On the fateful day "when everything changed," Malala was in attendance at Khushal School, which had been founded years earlier by her father. Malala describes herself as a "bookish" girl, which tells us right from the outset that she is committed to her education. Malala explains that due to the Taliban's disapproval of girls being educated, the school has no sign on the road, and there is no indication from the outside that the doorway was, for these girls, "like a magical entrance to [their] own special world."
All this changes when Malala is shot by a member of the Taliban on the school bus. She is flown to Birmingham in England to be treated and recuperate. In due time, Malala starts attending a school in Birmingham. She notes that while the subjects are largely the same as those that had been covered at Khushal School, the school is far more technologically advanced and offers a wider range of subjects, including computer studies, music, and art. As would be the case with most teenagers thrust into a school in a foreign country, Malala struggles to fit in. Her commitment to education does not waiver, but some of her favorite moments are when she gets to Skype with Moniba back in Pakistan.
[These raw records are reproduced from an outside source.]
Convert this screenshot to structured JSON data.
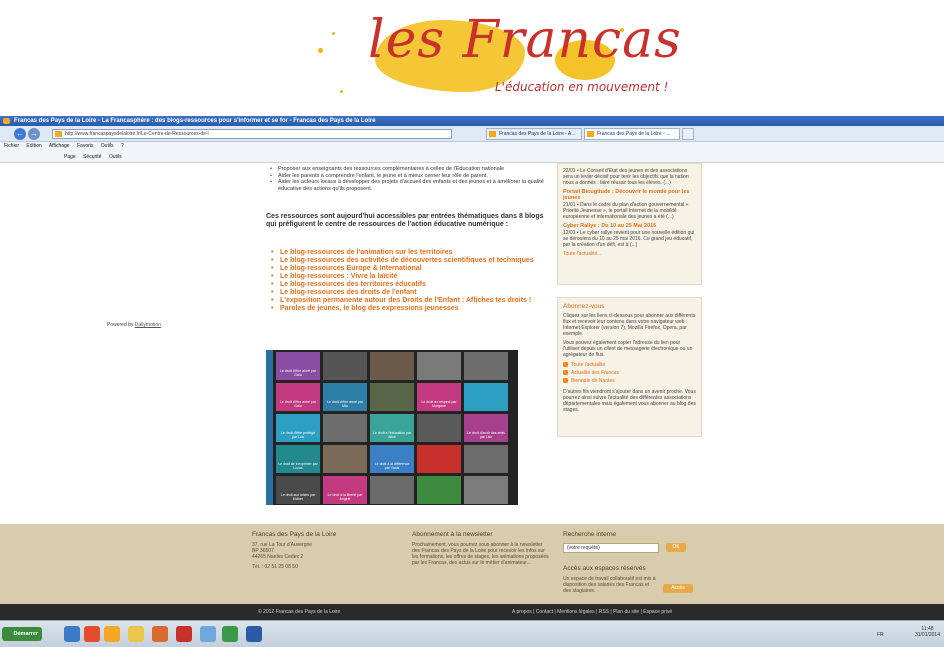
{
  "logo": {
    "brand": "les Francas",
    "tagline": "L'éducation en mouvement !"
  },
  "browser": {
    "title": "Francas des Pays de la Loire - La Francasphère : des blogs-ressources pour s'informer et se for - Francas des Pays de la Loire",
    "url": "http://www.francaspaysdelaloire.fr/Le-Centre-de-Ressources-de-l",
    "tabs": [
      {
        "label": "Francas des Pays de la Loire - A..."
      },
      {
        "label": "Francas des Pays de la Loire - ..."
      }
    ],
    "menu": [
      "Fichier",
      "Edition",
      "Affichage",
      "Favoris",
      "Outils",
      "?"
    ],
    "toolbar": [
      "Page",
      "Sécurité",
      "Outils"
    ]
  },
  "page": {
    "powered_by_prefix": "Powered by",
    "powered_by_link": "Dailymotion",
    "bullets": [
      "Proposer aux enseignants des ressources complémentaires à celles de l'Education nationale",
      "Aider les parents à comprendre l'enfant, le jeune et à mieux cerner leur rôle de parent.",
      "Aider les acteurs locaux à développer des projets d'accueil des enfants et des jeunes et à améliorer la qualité éducative des actions qu'ils proposent."
    ],
    "lead": "Ces ressources sont aujourd'hui accessibles par entrées thématiques dans 8 blogs qui préfigurent le centre de ressources de l'action éducative numérique :",
    "blog_links": [
      "Le blog-ressources de l'animation sur les territoires",
      "Le blog-ressources des activités de découvertes scientifiques et techniques",
      "Le blog-ressources Europe & International",
      "Le blog-ressources : Vivre la laïcité",
      "Le blog-ressources des territoires éducatifs",
      "Le blog-ressources des droits de l'enfant",
      "L'exposition permanente autour des Droits de l'Enfant : Affiches tes droits !",
      "Paroles de jeunes, le blog des expressions jeunesses"
    ],
    "video_brand": "Dailymotion",
    "video_tiles": [
      {
        "label": "Le droit d'être aimé",
        "by": "par Gaïa",
        "color": "#8a4fa3"
      },
      {
        "label": "",
        "by": "",
        "color": "#555"
      },
      {
        "label": "",
        "by": "",
        "color": "#6b5a48"
      },
      {
        "label": "",
        "by": "",
        "color": "#7a7a7a"
      },
      {
        "label": "",
        "by": "",
        "color": "#6d6d6d"
      },
      {
        "label": "Le droit d'être aimé",
        "by": "par Gaïa",
        "color": "#c23a7f"
      },
      {
        "label": "Le droit d'être aimé",
        "by": "par Mia",
        "color": "#2d7fa8"
      },
      {
        "label": "",
        "by": "",
        "color": "#596648"
      },
      {
        "label": "Le droit au respect",
        "by": "par Morgane",
        "color": "#c23a7f"
      },
      {
        "label": "",
        "by": "",
        "color": "#2d9fc2"
      },
      {
        "label": "Le droit d'être protégé",
        "by": "par Lou",
        "color": "#2d9fc2"
      },
      {
        "label": "",
        "by": "",
        "color": "#6d6d6d"
      },
      {
        "label": "Le droit à l'éducation",
        "by": "par Alice",
        "color": "#3aa39a"
      },
      {
        "label": "",
        "by": "",
        "color": "#5a5a5a"
      },
      {
        "label": "Le droit d'avoir des amis",
        "by": "par Lise",
        "color": "#a7418e"
      },
      {
        "label": "Le droit de s'exprimer",
        "by": "par Lucas",
        "color": "#23898f"
      },
      {
        "label": "",
        "by": "",
        "color": "#7b6a58"
      },
      {
        "label": "Le droit à la différence",
        "by": "par Yanis",
        "color": "#3b7fc4"
      },
      {
        "label": "",
        "by": "",
        "color": "#c8312b"
      },
      {
        "label": "",
        "by": "",
        "color": "#6d6d6d"
      },
      {
        "label": "Le droit aux loisirs",
        "by": "par Esther",
        "color": "#4a4a4a"
      },
      {
        "label": "Le droit à la liberté",
        "by": "par Angèle",
        "color": "#c23a7f"
      },
      {
        "label": "",
        "by": "",
        "color": "#6b6b6b"
      },
      {
        "label": "",
        "by": "",
        "color": "#3e8a3e"
      },
      {
        "label": "",
        "by": "",
        "color": "#7b7b7b"
      }
    ]
  },
  "sidebar": {
    "news": [
      {
        "title": "",
        "text": "22/01 • Le Conseil d'Etat des jeunes et des associations sera un levier décisif pour tenir les objectifs que la nation nous a donnés : faire réussir tous les élèves. (...)"
      },
      {
        "title": "Portail Biougitude : Découvrir le monde pour les jeunes",
        "text": "21/01 • Dans le cadre du plan d'action gouvernemental « Priorité Jeunesse », le portail Internet de la mobilité européenne et internationale des jeunes a été (...)"
      },
      {
        "title": "Cyber Rallye : Du 10 au 25 Mai 2016",
        "text": "12/01 • Le cyber rallye revient pour une nouvelle édition qui se déroulera du 10 au 25 mai 2016. Ce grand jeu éducatif, par la création d'un défi, est à (...)"
      }
    ],
    "news_all": "Toute l'actualité...",
    "abonnez_title": "Abonnez-vous",
    "abonnez_p1": "Cliquez sur les liens ci-dessous pour abonner aux différents flux et recevoir leur contenu dans votre navigateur web : Internet Explorer (version 7), Mozilla Firefox, Opera, par exemple.",
    "abonnez_p2": "Vous pouvez également copier l'adresse du lien pour l'utiliser depuis un client de messagerie électronique ou un agrégateur de flux.",
    "feeds": [
      "Toute l'actualité",
      "Actualité des Francas",
      "Biennale de Nantes"
    ],
    "abonnez_p3": "D'autres fils viendront s'ajouter dans un avenir proche. Vous pourrez ainsi suivre l'actualité des différentes associations départementales mais également vous abonner au blog des stages."
  },
  "footer": {
    "org": "Francas des Pays de la Loire",
    "address": [
      "37, rue La Tour d'Auvergne",
      "BP 36507",
      "44265 Nantes Cedex 2"
    ],
    "phone": "Tél. : 02 51 25 08 50",
    "newsletter_title": "Abonnement à la newsletter",
    "newsletter_text": "Prochainement, vous pourrez vous abonner à la newsletter des Francas des Pays de la Loire pour recevoir les infos sur les formations, les offres de stages, les animations proposées par les Francas, des actus sur le métier d'animateur...",
    "search_title": "Recherche interne",
    "search_value": "(votre requête)",
    "ok_label": "OK",
    "access_title": "Accès aux espaces réservés",
    "access_text": "Un espace de travail collaboratif est mis à disposition des salariés des Francas et des stagiaires.",
    "access_button": "Accès",
    "copyright": "© 2012 Francas des Pays de la Loire",
    "links": "A propos | Contact | Mentions légales | RSS | Plan du site | Espace privé"
  },
  "taskbar": {
    "start": "Démarrer",
    "lang": "FR",
    "time": "11:48",
    "date": "31/01/2014"
  }
}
She remains committed to keeping up with the happenings at Khushal School and mentions that her classmates still keep a seat for her there.